The Arithmetic of Hyperbolic 3-Manifolds
Colin Maclachlan, Colin M. MacLachlan, Alan W. Reid, Emeritus John Christy Barr Distinguished Professor Colin MacLachlan, Alan W.. Reid
Springer Science & Business Media, 2003 - Mathematics - 463 pages
For the past 25 years, the Geometrization Program of Thurston has been a driving force for research in 3-manifold topology. This has inspired a surge of activity investigating hyperbolic 3-manifolds (and Kleinian groups), as these manifolds form the largest and least well-understood class of compact 3-manifolds. Familiar and new tools from diverse areas of mathematics have been utilized in these investigations, from topology, geometry, analysis, group theory, and from the point of view of this book, algebra and number theory. This book is aimed at readers already familiar with the basics of hyperbolic 3-manifolds or Kleinian groups, and it is intended to introduce them to the interesting connections with number theory and the tools that will be required to pursue them. While there are a number of texts which cover the topological, geometric and analytical aspects of hyperbolic 3-manifolds, this book is unique in that it deals exclusively with the arithmetic aspects, which are not covered in other texts.
Colin Maclachlan is a Reader in the Department of Mathematical Sciences at the University of Aberdeen in Scotland where he has served since 1968. He is a former President of the Edinburgh Mathematical Society. Alan Reid is a Professor in the Department of Mathematics at The University of Texas at Austin. He is a former Royal Society University Research Fellow, Alfred P. Sloan Fellow and winner of the Sir Edmund Whittaker Prize from The Edinburgh Mathematical Society. Both authors have published extensively in the general area of discrete groups, hyperbolic manifolds and low-dimensional topology.
What people are saying - Write a review

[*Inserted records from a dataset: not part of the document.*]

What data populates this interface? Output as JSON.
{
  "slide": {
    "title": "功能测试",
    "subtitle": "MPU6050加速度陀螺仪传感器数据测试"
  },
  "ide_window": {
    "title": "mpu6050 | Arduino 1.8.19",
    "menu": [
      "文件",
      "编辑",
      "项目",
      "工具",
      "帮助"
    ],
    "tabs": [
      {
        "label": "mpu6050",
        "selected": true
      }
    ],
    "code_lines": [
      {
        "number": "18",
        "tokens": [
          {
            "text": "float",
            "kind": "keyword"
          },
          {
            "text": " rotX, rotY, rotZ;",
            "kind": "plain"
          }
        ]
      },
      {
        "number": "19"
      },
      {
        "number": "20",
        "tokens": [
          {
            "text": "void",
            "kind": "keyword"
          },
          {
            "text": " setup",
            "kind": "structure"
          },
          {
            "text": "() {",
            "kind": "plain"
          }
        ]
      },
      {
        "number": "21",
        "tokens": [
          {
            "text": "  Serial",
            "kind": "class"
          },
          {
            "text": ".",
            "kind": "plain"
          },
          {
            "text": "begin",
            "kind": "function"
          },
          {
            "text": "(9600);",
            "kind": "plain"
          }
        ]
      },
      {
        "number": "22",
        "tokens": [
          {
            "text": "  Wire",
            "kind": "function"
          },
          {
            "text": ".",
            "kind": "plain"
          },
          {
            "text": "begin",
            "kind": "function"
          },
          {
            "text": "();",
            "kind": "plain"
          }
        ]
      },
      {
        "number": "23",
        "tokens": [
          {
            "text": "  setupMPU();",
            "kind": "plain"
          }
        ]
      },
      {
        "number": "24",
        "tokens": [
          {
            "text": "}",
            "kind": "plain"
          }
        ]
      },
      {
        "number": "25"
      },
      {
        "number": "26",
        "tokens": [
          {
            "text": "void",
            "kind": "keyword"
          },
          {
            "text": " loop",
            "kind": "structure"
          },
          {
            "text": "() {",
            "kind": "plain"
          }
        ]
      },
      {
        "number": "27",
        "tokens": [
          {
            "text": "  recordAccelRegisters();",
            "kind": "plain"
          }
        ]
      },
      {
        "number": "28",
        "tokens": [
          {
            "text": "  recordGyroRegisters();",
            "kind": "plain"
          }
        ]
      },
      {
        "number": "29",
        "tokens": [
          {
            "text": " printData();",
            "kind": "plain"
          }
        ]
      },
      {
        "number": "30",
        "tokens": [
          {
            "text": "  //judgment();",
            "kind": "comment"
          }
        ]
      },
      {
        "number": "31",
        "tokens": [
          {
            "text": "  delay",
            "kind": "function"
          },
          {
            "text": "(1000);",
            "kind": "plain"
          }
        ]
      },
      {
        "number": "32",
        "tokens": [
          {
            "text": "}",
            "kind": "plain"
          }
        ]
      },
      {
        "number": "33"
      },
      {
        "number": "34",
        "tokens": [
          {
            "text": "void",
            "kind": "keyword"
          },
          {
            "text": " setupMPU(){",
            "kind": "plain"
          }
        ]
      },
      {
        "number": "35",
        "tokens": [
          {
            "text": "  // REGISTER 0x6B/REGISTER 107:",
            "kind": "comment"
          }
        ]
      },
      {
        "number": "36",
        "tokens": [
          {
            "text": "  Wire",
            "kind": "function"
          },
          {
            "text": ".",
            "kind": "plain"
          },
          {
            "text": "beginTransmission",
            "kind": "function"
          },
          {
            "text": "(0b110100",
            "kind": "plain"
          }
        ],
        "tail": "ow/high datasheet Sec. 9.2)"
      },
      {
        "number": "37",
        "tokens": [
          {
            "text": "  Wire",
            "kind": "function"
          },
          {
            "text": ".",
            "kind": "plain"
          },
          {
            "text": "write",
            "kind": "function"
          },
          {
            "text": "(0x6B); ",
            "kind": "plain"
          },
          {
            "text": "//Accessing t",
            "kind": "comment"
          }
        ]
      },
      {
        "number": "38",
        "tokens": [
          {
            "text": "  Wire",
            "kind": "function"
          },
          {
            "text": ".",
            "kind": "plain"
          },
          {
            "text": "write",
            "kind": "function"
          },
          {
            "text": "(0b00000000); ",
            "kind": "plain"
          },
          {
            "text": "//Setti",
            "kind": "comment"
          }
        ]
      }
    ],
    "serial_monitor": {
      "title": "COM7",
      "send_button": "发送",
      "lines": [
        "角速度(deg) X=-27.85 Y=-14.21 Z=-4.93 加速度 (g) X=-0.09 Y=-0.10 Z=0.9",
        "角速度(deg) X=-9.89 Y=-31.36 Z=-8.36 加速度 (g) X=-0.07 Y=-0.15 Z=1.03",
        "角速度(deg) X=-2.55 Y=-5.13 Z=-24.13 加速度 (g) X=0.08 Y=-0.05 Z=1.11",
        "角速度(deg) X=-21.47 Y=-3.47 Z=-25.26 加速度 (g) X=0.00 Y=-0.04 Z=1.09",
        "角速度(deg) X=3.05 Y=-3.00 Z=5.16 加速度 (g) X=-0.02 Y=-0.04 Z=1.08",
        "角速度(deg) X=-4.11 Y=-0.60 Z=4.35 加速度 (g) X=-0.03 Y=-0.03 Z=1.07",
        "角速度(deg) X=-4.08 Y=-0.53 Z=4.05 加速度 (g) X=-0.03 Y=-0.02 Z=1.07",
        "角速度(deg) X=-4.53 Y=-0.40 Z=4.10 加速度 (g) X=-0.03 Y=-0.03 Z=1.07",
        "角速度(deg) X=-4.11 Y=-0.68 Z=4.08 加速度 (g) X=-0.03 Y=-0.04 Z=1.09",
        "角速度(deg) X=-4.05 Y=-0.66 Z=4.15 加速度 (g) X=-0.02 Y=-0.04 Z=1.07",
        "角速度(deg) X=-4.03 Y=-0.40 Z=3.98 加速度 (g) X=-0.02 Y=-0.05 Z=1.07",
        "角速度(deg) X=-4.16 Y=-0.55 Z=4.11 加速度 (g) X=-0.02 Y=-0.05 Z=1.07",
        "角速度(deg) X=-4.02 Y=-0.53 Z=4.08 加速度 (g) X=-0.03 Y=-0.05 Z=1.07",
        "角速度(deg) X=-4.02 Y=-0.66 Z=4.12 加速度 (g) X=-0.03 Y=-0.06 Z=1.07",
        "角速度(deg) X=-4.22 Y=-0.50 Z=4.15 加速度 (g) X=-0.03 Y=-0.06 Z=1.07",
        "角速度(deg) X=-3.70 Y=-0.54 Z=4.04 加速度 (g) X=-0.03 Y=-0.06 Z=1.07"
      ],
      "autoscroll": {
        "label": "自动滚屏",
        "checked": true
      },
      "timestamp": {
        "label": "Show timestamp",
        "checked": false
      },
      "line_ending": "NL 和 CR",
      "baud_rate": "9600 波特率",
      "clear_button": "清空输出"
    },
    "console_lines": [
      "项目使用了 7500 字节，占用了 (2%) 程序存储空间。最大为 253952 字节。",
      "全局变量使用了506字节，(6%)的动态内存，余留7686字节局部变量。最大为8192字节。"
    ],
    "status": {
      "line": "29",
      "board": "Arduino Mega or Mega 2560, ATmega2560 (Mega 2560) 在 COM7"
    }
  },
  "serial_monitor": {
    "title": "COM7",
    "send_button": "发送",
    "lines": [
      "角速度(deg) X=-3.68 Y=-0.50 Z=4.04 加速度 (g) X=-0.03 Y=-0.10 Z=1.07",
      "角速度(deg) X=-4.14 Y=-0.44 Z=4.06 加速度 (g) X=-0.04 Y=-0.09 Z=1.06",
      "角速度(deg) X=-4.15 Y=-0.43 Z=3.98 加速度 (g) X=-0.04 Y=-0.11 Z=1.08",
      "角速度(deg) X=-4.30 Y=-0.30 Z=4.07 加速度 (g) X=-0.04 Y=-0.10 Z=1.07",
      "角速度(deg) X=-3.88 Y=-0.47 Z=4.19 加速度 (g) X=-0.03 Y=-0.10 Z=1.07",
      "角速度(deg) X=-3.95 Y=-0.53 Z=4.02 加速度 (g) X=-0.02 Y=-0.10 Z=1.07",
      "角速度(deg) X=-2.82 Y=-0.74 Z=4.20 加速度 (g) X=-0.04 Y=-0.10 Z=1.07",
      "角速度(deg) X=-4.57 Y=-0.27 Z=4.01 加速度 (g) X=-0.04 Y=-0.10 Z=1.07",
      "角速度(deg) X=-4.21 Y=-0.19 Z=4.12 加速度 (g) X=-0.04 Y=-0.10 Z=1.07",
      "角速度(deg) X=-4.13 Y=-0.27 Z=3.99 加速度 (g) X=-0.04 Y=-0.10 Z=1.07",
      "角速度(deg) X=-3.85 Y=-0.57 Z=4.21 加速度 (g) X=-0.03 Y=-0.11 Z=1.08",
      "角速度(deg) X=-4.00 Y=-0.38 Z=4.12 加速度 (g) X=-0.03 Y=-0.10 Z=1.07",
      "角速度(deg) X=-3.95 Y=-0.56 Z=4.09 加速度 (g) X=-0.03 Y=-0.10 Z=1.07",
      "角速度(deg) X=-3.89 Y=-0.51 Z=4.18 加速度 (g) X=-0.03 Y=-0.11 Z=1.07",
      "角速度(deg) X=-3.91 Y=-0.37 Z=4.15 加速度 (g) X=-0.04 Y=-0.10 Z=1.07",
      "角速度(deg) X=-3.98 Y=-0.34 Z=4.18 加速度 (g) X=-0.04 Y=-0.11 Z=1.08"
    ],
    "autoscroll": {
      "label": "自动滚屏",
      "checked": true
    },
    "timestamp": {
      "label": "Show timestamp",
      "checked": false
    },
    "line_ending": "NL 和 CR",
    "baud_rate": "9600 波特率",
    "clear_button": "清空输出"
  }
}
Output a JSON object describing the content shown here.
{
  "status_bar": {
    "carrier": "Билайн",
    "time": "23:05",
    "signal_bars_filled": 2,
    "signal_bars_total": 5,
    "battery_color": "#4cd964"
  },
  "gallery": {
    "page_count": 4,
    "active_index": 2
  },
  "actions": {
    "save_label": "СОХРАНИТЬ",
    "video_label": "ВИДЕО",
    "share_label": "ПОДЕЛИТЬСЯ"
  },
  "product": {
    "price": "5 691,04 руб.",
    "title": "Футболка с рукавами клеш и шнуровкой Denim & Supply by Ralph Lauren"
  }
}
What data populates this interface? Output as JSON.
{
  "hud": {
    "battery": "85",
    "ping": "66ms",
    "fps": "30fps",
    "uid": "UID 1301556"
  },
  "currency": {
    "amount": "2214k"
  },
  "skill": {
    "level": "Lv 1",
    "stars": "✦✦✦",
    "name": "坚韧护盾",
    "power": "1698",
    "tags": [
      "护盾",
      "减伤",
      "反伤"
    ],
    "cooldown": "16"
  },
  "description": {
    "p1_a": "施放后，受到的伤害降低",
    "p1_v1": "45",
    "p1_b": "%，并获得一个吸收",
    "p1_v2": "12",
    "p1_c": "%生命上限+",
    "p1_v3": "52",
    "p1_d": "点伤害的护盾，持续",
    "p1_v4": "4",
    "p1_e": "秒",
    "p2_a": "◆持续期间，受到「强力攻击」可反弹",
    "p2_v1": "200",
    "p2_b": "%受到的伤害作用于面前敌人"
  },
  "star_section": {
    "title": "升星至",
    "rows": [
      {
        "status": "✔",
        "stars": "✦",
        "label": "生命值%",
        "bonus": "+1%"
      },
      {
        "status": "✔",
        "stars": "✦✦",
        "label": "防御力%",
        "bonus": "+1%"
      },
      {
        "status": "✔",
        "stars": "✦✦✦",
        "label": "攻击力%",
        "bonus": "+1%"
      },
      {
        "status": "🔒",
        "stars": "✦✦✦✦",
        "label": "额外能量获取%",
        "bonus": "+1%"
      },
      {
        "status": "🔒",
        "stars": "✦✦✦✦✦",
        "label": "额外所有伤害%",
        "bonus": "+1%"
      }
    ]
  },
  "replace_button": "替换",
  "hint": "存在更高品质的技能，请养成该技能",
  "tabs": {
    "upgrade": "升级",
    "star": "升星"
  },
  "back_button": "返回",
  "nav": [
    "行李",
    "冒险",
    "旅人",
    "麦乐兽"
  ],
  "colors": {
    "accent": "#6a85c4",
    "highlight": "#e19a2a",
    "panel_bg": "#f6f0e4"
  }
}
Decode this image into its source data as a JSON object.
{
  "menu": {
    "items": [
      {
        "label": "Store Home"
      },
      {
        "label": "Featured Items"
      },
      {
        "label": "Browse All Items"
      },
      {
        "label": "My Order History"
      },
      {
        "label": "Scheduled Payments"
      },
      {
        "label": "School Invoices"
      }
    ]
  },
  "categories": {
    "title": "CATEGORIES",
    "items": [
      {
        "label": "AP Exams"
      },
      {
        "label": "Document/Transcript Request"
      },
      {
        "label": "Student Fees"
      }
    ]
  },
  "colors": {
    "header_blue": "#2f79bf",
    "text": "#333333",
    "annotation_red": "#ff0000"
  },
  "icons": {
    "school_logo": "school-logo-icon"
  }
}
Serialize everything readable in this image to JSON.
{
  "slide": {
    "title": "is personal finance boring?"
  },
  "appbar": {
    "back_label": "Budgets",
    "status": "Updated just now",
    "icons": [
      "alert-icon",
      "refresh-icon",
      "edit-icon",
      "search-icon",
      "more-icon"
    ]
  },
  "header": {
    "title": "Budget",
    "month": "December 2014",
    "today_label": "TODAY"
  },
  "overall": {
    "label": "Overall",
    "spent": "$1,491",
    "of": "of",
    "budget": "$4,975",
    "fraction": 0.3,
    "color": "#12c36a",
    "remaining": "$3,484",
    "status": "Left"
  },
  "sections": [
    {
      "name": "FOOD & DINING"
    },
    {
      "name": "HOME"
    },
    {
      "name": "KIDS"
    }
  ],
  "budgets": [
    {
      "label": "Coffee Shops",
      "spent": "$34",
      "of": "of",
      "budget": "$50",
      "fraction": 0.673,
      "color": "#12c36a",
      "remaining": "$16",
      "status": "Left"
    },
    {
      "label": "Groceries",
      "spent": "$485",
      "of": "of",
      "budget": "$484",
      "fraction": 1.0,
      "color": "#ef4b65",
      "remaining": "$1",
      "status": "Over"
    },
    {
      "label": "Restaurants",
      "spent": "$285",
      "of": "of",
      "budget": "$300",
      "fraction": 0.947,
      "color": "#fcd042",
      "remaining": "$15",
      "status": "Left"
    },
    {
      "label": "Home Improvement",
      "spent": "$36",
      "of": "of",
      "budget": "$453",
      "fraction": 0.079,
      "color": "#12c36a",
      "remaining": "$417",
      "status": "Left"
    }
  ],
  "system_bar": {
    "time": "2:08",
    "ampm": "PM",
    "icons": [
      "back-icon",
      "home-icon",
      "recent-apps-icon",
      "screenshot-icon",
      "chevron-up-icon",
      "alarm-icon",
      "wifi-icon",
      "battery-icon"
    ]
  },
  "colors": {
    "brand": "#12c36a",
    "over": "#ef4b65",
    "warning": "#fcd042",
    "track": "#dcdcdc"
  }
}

This book gives a fantastic explanation of the state of the art (as of 2003) on the study of hyperbolic 3-manifolds using arithmetic invariants. It is an essential tool for anyone working in that branch of math, either as a reference book or as a way of learning the theory. Some critical typos hold me back from the full 5 stars though, it would benefit from a 2nd edition with that fixed.